Repair Centre

Enough for everyone.

The COVID-19 pandemic makes moving towards a circular economy even more urgent, highlighting the need for systems, products and services to be designed with flexibility and longevity in mind.

A circular economy is clever. It mirrors nature where nothing is wasted. Recycling alone is not the answer. Designing out waste upfront brings highest value. The critical shift is this –how much value can we create rather than extract? Instead of destroying value after the ‘use’ phase, value is retained through cycles of reusing, repairing, remanufacturing. This closes the loop, reducing our unhealthy and harmful dependency on scarce natural resources whilst providing economic, environmental and social benefits. This will safeguard our businesses now and benefit future generations.

The typical mix of opportunities across industries include a change to*:

e.g., via circular inputs, such as renewable materials

e.g., the use of fewer resources and reduced resource or material waste

e.g., circular models that change the way that consumers use, re-use, or take control
of a product at end of use

*Source: The Circular Economy Handbook: Realizing the Circular Advantage, 2020

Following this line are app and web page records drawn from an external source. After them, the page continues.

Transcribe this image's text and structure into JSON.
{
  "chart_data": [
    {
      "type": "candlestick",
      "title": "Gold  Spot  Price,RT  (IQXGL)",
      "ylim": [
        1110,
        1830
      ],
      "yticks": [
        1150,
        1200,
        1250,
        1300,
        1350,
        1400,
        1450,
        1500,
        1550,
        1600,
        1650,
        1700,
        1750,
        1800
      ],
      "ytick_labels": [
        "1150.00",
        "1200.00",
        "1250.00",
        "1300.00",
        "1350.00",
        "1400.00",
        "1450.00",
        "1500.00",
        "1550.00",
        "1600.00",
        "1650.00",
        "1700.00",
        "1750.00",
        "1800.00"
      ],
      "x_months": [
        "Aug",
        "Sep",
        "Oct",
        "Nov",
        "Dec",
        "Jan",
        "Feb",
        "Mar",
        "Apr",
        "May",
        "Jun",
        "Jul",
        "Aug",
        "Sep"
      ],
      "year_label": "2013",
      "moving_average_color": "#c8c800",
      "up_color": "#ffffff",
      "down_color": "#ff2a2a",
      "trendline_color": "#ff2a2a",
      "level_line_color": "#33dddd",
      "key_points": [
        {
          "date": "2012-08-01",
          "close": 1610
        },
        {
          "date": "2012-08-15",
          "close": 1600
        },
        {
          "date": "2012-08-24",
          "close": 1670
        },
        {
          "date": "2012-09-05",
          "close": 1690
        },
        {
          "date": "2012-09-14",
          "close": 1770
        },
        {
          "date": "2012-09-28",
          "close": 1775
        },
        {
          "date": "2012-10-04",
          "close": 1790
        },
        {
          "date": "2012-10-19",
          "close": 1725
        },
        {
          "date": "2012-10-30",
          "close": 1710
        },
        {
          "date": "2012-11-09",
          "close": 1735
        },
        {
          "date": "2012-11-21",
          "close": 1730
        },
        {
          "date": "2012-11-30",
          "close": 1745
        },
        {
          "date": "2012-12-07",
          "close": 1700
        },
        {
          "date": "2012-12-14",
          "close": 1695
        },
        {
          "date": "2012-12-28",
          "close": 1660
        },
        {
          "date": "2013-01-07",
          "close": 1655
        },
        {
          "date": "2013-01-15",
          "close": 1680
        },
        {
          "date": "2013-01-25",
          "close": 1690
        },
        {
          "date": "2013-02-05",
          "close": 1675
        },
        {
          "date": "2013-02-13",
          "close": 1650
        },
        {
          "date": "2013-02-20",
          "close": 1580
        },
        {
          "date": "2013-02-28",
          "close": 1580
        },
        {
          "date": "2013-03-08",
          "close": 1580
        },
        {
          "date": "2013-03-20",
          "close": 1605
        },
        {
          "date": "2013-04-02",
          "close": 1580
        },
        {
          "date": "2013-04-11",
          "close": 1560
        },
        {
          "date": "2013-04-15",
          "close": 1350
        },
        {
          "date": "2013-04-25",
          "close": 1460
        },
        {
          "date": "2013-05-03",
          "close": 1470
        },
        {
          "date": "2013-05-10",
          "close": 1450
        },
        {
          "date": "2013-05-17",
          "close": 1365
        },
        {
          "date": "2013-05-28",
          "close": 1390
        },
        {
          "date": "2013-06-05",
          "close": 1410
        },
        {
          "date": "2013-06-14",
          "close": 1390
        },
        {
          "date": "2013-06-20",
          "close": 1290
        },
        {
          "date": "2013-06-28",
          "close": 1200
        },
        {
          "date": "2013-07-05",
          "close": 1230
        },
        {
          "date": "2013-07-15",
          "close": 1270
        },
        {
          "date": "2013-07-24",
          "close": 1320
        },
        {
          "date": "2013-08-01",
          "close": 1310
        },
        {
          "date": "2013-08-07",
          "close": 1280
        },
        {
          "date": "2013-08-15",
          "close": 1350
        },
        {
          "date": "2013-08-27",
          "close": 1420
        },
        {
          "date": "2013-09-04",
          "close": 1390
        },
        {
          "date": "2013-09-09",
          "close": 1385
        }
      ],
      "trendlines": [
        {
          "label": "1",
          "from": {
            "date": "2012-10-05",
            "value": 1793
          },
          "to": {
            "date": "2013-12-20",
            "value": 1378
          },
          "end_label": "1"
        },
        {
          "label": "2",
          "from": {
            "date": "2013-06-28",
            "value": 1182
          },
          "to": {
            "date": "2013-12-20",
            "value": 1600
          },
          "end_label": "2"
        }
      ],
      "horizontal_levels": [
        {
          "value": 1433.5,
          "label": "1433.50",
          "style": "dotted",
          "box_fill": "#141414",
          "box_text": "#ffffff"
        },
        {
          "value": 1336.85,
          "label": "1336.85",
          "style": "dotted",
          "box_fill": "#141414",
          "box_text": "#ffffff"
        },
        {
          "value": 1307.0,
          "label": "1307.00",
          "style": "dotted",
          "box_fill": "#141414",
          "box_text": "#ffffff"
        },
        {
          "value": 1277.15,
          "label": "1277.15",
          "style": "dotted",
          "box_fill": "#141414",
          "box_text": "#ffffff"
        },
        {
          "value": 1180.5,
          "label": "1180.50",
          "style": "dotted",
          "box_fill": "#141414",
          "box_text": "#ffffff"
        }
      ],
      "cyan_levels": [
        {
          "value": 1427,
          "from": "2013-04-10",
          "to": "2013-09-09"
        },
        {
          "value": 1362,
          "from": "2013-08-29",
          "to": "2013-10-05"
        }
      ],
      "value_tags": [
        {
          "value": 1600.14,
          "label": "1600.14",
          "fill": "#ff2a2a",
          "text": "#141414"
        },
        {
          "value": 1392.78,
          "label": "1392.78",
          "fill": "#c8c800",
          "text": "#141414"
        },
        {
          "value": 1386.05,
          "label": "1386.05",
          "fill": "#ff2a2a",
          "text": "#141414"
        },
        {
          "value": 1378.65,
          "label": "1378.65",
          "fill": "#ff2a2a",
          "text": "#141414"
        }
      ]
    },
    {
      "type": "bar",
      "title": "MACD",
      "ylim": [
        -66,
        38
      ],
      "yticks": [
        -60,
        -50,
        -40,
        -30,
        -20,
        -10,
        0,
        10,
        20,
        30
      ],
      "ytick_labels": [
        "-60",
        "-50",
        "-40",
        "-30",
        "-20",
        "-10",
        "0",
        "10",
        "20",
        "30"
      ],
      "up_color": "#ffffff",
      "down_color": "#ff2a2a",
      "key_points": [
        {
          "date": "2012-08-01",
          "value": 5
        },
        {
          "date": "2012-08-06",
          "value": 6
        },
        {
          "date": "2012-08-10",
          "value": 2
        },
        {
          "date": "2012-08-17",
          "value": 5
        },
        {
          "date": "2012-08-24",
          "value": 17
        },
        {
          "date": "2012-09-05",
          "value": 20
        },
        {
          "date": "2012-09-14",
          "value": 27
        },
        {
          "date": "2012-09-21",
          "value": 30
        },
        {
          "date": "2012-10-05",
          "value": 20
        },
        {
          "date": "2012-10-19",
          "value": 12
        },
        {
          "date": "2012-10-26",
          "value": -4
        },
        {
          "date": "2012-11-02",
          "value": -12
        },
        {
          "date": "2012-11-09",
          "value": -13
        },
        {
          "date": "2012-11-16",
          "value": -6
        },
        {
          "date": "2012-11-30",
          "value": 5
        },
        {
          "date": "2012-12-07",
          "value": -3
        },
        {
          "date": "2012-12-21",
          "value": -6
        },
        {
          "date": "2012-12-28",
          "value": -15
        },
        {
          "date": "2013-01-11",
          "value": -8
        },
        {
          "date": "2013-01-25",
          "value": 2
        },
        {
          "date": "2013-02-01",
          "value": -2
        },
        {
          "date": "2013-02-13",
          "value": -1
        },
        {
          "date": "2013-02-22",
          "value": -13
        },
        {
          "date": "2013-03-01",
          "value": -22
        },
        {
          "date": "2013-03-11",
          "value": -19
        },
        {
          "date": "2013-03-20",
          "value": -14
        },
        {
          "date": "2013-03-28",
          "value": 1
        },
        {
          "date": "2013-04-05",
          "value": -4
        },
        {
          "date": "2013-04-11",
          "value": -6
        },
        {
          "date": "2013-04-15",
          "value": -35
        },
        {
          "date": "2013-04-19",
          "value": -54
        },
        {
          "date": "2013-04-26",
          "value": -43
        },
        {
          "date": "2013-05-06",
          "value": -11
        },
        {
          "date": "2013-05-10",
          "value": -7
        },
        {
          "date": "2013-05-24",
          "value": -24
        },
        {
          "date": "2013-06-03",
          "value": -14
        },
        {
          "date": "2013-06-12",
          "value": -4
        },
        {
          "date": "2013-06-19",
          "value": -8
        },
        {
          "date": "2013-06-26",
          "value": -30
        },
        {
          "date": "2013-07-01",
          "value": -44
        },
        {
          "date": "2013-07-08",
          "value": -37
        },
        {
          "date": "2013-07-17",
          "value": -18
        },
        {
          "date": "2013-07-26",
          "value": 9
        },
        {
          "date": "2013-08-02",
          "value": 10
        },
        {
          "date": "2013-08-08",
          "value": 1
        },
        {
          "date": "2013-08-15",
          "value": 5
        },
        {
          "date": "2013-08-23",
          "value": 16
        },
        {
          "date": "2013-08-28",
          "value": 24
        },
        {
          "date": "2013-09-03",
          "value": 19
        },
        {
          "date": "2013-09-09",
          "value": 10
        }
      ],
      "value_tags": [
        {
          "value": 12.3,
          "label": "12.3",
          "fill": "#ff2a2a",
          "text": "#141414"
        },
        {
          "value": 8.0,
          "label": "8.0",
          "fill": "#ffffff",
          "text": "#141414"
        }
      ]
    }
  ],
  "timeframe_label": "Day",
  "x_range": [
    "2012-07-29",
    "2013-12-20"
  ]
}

From Tyres to Shoes – using
end-of-life product, tyres are
processed to crumb, then sheet
rubber for outsoles of
Timberland shoes